◆ PROBLEM REQUIREMENTS ◆
Go through the records and extract every line with the word "KXTip".

◆ EXERCISE INPUT ◆

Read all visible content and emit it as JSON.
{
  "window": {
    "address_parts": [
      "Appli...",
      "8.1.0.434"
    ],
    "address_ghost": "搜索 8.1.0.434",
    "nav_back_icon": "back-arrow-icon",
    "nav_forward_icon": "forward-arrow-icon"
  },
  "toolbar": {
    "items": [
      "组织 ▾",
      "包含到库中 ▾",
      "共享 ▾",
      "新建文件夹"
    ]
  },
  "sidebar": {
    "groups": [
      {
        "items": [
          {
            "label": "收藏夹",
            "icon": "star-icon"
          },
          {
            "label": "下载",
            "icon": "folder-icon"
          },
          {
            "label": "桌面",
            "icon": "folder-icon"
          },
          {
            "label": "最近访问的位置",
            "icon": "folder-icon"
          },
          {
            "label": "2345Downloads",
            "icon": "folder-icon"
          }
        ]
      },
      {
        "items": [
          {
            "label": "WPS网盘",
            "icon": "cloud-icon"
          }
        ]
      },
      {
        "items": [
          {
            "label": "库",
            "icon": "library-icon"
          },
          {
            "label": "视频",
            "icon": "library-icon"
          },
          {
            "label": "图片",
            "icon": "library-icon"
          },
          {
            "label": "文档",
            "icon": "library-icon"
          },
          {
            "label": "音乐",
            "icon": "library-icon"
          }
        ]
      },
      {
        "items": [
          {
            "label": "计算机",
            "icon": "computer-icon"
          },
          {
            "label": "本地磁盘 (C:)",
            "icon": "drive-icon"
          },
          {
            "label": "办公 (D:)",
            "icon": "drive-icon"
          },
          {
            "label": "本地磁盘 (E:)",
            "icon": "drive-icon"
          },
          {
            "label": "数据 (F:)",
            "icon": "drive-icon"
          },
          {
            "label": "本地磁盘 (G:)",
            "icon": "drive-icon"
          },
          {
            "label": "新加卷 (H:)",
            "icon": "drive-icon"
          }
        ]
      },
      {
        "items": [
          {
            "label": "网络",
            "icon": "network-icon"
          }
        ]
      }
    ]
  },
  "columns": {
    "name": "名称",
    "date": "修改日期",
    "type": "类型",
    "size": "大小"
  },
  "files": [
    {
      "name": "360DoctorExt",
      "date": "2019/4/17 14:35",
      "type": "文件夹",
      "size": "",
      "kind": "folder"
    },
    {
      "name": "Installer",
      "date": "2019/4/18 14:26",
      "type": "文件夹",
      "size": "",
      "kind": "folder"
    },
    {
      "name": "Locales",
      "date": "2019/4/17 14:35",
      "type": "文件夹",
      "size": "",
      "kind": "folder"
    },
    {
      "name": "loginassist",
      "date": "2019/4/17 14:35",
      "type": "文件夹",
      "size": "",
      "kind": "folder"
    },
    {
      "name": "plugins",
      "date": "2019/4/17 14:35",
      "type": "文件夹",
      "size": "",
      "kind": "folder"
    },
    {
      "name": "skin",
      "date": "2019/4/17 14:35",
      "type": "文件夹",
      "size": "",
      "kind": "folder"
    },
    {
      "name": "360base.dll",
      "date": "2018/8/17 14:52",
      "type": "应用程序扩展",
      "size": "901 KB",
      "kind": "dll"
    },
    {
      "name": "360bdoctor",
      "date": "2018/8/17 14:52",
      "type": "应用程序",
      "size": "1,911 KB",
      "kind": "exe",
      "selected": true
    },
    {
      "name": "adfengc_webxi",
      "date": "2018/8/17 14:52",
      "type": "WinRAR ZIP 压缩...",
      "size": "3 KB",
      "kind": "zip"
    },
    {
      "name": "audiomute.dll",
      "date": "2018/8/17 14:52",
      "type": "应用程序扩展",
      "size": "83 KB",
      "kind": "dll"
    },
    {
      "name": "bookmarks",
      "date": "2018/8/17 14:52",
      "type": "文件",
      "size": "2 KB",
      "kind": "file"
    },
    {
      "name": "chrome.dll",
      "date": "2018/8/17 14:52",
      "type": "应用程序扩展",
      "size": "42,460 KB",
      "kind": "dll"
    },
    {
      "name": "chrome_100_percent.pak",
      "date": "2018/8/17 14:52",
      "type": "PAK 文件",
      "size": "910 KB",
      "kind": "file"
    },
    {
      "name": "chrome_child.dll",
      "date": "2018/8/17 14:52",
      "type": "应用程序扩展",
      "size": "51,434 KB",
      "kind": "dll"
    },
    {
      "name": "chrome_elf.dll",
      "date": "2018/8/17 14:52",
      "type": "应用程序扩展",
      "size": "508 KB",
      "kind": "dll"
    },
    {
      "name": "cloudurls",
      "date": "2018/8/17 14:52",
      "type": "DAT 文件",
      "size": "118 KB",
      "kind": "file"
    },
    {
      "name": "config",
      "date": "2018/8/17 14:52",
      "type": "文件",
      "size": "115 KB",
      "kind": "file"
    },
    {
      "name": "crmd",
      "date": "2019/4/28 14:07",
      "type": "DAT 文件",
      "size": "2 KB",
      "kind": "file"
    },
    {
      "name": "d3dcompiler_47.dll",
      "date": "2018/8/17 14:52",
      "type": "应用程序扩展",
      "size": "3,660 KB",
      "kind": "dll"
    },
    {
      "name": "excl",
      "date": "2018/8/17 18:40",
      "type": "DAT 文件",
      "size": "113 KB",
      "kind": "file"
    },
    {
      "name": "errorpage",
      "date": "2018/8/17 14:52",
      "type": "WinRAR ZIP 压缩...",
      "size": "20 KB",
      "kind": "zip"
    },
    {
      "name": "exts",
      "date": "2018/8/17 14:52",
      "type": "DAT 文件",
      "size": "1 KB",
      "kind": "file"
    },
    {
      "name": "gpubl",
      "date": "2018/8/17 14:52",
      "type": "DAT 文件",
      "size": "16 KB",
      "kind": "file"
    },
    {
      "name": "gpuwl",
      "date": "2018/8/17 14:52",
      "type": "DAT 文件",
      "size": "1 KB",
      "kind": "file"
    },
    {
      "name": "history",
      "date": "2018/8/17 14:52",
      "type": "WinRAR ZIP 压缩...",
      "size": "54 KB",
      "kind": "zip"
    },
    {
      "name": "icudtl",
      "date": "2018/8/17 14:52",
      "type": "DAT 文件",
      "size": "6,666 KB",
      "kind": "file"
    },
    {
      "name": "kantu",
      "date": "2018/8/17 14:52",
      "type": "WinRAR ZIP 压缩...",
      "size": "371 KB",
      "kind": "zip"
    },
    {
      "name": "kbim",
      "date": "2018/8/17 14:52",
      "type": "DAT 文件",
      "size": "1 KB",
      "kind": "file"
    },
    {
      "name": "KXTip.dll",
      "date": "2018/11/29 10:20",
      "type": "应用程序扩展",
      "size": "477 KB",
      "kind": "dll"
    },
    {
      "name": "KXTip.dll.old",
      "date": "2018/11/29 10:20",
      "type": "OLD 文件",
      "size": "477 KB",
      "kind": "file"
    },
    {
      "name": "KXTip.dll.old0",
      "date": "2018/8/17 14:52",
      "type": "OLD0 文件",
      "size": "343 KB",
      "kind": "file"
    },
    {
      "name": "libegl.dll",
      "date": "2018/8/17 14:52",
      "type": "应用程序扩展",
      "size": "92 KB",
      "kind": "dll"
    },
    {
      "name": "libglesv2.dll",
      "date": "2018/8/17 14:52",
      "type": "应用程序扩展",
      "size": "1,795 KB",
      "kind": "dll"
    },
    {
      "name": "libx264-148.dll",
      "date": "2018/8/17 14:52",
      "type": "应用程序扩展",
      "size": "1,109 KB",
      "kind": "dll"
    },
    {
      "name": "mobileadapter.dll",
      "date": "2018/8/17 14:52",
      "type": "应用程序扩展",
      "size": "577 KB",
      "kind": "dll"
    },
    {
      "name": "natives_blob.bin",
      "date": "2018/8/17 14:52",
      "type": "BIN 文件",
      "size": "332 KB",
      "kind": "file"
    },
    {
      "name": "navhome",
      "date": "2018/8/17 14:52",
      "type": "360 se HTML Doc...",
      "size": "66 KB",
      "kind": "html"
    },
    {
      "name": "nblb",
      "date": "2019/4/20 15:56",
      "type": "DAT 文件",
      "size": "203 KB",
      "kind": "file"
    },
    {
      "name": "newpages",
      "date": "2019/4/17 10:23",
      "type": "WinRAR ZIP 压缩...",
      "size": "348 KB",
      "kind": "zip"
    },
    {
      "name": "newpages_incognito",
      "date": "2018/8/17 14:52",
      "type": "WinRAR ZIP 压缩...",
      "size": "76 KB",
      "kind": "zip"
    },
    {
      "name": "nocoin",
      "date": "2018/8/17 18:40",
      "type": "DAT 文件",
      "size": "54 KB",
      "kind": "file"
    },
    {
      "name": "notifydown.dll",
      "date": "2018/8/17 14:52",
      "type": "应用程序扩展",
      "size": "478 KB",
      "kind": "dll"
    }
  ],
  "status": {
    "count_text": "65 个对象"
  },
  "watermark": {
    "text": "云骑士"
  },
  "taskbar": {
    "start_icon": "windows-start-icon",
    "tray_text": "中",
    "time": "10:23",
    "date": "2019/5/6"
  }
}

◆ RESULT OF THE EXERCISE ◆
      "name": "KXTip.dll",
      "name": "KXTip.dll.old",
      "name": "KXTip.dll.old0",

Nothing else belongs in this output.